_What to produce_
Quote every line of the data below as it stands, omitting pictures.

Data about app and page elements
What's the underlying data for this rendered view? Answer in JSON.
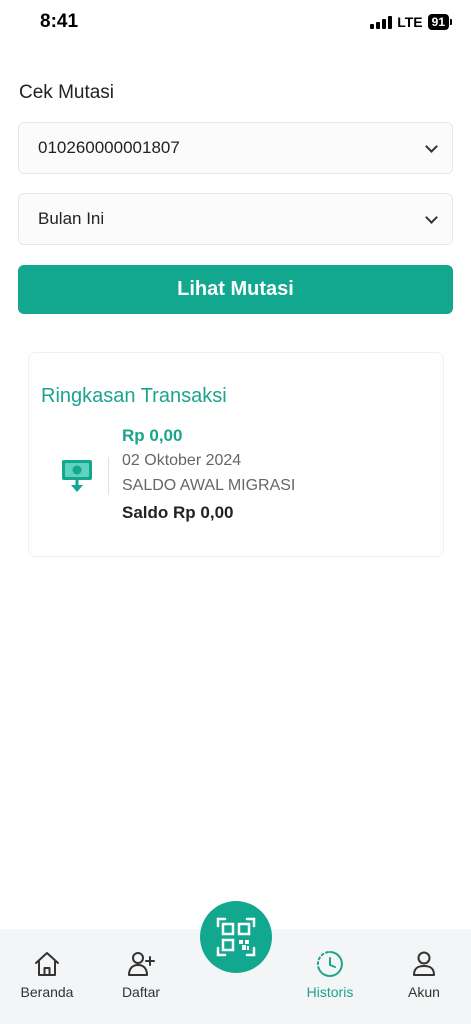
{
  "status_bar": {
    "time": "8:41",
    "network": "LTE",
    "battery": "91"
  },
  "page": {
    "title": "Cek Mutasi"
  },
  "form": {
    "account_select": {
      "value": "010260000001807"
    },
    "period_select": {
      "value": "Bulan Ini"
    },
    "submit_label": "Lihat Mutasi"
  },
  "summary": {
    "title": "Ringkasan Transaksi",
    "transactions": [
      {
        "amount": "Rp 0,00",
        "date": "02 Oktober 2024",
        "description": "SALDO AWAL MIGRASI",
        "balance": "Saldo Rp 0,00",
        "icon": "cash-in-icon"
      }
    ]
  },
  "bottom_nav": {
    "items": [
      {
        "label": "Beranda",
        "icon": "home-icon"
      },
      {
        "label": "Daftar",
        "icon": "add-user-icon"
      },
      {
        "label": "Historis",
        "icon": "history-icon",
        "active": true
      },
      {
        "label": "Akun",
        "icon": "user-icon"
      }
    ],
    "center_icon": "qr-code-icon"
  },
  "colors": {
    "accent": "#12a88f",
    "accent_text": "#1aa48e",
    "nav_bg": "#f4f5f6"
  }
}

_Answer section_
What's the underlying data for this rendered view? Answer in JSON.
{
  "status_bar": {
    "time": "8:41",
    "network": "LTE",
    "battery": "91"
  },
  "page": {
    "title": "Cek Mutasi"
  },
  "form": {
    "account_select": {
      "value": "010260000001807"
    },
    "period_select": {
      "value": "Bulan Ini"
    },
    "submit_label": "Lihat Mutasi"
  },
  "summary": {
    "title": "Ringkasan Transaksi",
    "transactions": [
      {
        "amount": "Rp 0,00",
        "date": "02 Oktober 2024",
        "description": "SALDO AWAL MIGRASI",
        "balance": "Saldo Rp 0,00",
        "icon": "cash-in-icon"
      }
    ]
  },
  "bottom_nav": {
    "items": [
      {
        "label": "Beranda",
        "icon": "home-icon"
      },
      {
        "label": "Daftar",
        "icon": "add-user-icon"
      },
      {
        "label": "Historis",
        "icon": "history-icon",
        "active": true
      },
      {
        "label": "Akun",
        "icon": "user-icon"
      }
    ],
    "center_icon": "qr-code-icon"
  },
  "colors": {
    "accent": "#12a88f",
    "accent_text": "#1aa48e",
    "nav_bg": "#f4f5f6"
  }
}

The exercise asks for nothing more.